Liquid Excursion, Brasserie des Rocs, Part 3
It’s become tradition for the beers of Liquid Excursion to be paired with music. Any good excursion has a soundtrack right? Since my ultimate goal is to relax when I tipple on immensely bold depressants such as those forged by the goofily skilled brewers of Brasserie des Rocs, it’s only natural that I would strive for an auditory pairing that brings equal parts soothing massage of the inner ear and transcendence of the soul.
Tonight, the vinyl disc that spins beneath the needle is imprinted with And Their Refinement Of The Decline by Stars Of The Lid. Stars Of The Lid are without a doubt a powerhouse in the world or drone, ambient and neoclassical. The music of And Their Refinement Of The Decline can often feel austere or placid. To allow it’s sound waves to pass over and through you is akin to floating adrift a “dopamine cloud”. Here, when acting as the setting to a tale with such an outlandish protagonist of a beverage, it acts as counterpoint, and grounds me before the flavors have a chance to overwhelm my synapses. As any true soundtrack should, this album simply accentuates, but never urges my thoughts in any particular direction.

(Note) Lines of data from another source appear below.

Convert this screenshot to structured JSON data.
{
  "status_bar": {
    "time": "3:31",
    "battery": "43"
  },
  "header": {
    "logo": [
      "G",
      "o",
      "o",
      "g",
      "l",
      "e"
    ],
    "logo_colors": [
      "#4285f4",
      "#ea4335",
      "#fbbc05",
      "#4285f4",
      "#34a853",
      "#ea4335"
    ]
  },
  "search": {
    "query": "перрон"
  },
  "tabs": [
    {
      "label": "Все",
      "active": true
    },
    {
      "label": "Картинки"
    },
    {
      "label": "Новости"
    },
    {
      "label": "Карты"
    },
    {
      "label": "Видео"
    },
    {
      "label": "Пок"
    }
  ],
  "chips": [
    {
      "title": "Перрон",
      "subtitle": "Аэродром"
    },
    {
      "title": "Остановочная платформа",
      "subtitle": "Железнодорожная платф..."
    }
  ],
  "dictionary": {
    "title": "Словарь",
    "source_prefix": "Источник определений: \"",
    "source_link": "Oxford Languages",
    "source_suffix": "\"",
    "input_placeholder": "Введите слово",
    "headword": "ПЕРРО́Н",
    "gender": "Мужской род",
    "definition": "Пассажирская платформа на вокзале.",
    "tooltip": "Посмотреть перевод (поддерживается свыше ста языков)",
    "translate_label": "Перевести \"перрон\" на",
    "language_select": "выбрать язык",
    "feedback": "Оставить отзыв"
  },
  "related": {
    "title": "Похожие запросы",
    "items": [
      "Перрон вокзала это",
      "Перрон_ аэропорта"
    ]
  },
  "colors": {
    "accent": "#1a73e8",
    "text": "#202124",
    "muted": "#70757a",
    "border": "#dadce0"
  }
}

That is, solely, a task for Grand Cru this night.
Much like the two BdR beers that I previously reviewed, this beer pours a dark reddish-brown that is outrageously full of floating globs of God knows what. I’d lean toward yeast, but if that is truly the case, may the man in charge of priming these bottles be quickly and quietly relieved of his duties. It’s far more solidified whatnot than I’ve ever seen in a beer. I’m actually beginning to think that I may have something to do with the pollution of this fine fluid. The moment that I tipped the bottle to empty a portion into my glass there was a slight hesitation and a glunk noise, as if something was obstructing the flow and then freed. I initially thought that I must have accidentally, partially froze the beer, that the chunks were bits of icy slush. But then I let it warm most considerably and the goop stayed goop. What the poop?
I can pretty easily get past the floating oddities though. The music is relieving my stress and the flavor is just far too opulent to allow for any spoilage of this experience.
The first word that comes to my mind when I smell Grand Cru is “caramelized”. Like most extremely complex, dark Belgians, I believe that this beer was boiled for much longer than most American ales often are. The sugars are cooked and browned, and that bit of aroma coupled with the intense fruitiness of the yeast makes for visions of sugarplums…er…more like visions of fruit cordials and rum soaked cake. In the nose, well…in more than the nose, this beer is like an after dinner snifter of brandy and a bit of freshly baked desert.
I know that all three of these BdR beers share a lot of attributes. The most distinguishing characteristic of Grand Cru is its undeniable fruitiness and spiciness. The residual sweetness that this beer possesses makes the fruity esters come across as being much like fruit leather. There’s notes of cherry, grape/raisin, plum/date, and caramel apple. Cinnamon seems to powder it at all the hue of the fluid itself. I’m thinking about eating a cold slice of apple crisp the day after Thanksgiving. Possible a big old bowl of bread pudding with a shot of Cognac on top. This is surely the liquid bread of ancient lore.
Despite our unsightly friends that drifted in on the tides, the mouthfeel is divine. It’s smooth yet not overly cloying. Yes, the sugars coat the mouth, but it’s never obtrusive. It all seamlessly leads into the aftertaste, which is the absolute best quality of this beer in my opinion. I tip back the glass over and over again because it’s a circus in there, but I’d be content for days with what remains post-ingestion. If I could surgically implant that flavor into the recesses of my trachea I would hastily do so.
The booze is intense with this one. All 9.5% of Grand Cru are revealed from beneath the chilled cloak of the refrigerant. Esters and ethanol mingle and burn the nostrils with each exhale. Brasseries des Rocs may have cunningly removed the “Abbey” from their name, but I still can’t help but envision brown robed men of the cloth finding sustenance in the holy liquid before me. What strange incantations may befit such a meal? I’ve got to say, I’m not a man of God, but after a night in the company of Stars Of The Lid And BdR’s Grand Cru, I’m singing psalms that speak of malted barley, hops, yeast and water.